Merger ends Minneapolis pension
Minneapolis Star Tribune
The two pension funds that have been closed to new members for 31 years
also merged Friday into a statewide public safety pension plan. They're
the last of four closed city pension plans that have merged into state
funds in the past six years. ...
Minneapolis fire chief candidate is a
(Minneapolis Star Tribune © 01/05/2012)
Chief nominee John Fruetel Newly nominated Fire Chief John Fruetel is an
experienced hand when it comes to double-dipping -- the fully legal practice of
collecting both a pension and a publi
The Republicans promised significant change in the 2010 elections. 36 members of the MN House of Representatives are new to the chamber, while the MN Senate has 24 new members.
The new majorities in both chambers appear to have the goal of significantly reducing the influence of unions in the MN economy. There was a proposal to submit to the MN voters a constitutional amendment to make MN a ‘Right to Work State’.
There is proposed legislation introduced by Republicans in the MN House to have new teacher hires be paced in a Defined Contribution plan rather than a Defined Benefit plan as provided for current active and retired teachers.
REAM will follow the proposed legislation and inform you, via you REAM directors of the latest developments including dates and times of
* There is a move to broaden the membership on the LCPR. (Legislative Commission on Pension & Retirement.) Currently there are 5 Members from each chamber (MN House & MN Senate). The majority party has had 4 members and the minority has had 1. The legislation would change the membership to 7 from each chamber, with the minority party receiving 2 seats.

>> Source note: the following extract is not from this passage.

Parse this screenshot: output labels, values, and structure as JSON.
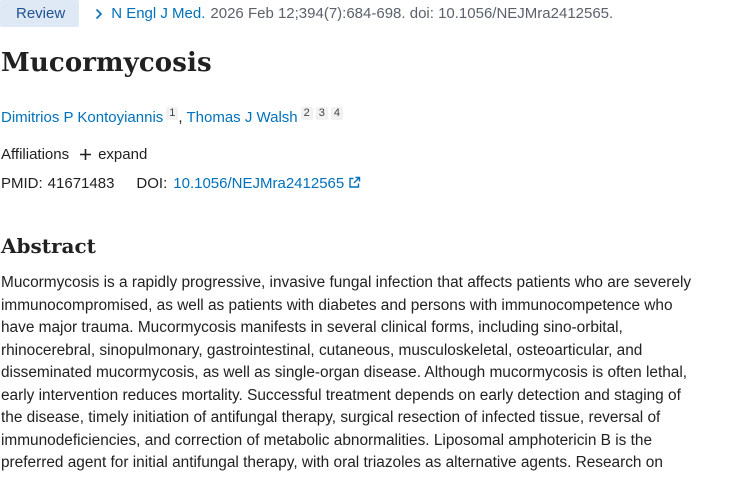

Currently the senate has selected its members and they are:
a) Senator Roger C. Chamberlain District 53 R-Lino Lakes
b) Senator Theodore Daley District 38 R-Eagan
c) Senator Julie Rosen District 24 R-Fairmont
d) Senator Scott D. Dibble District 59 DFL-Minneapolis
e) Senator Sandra Pappas District 65 DFL-St Paul
Senators Rosen, Dibble and Pappas have served on the commission previously.
The chair of the commission will be from the MN House of Representatives
and the speculation is that Representative Steve Smith ® from District
33A will be chair.
There may be more to come from the new legislature REAM MUST act to protect our pensions and our profession. We must look on this as an opportunity for us as REAM members to inform
legislators, new and returning the impact pensions have on the Minnesota economy.
Contact your legislators in the MN house and senate, tell them your story about
the need for your TRA benefits, they need to hear from YOU, their
constituents. Call, write, send e-mails or attend legislative meetings when they are
scheduled in your community. See top for link for Minnesota office
holders for contact information.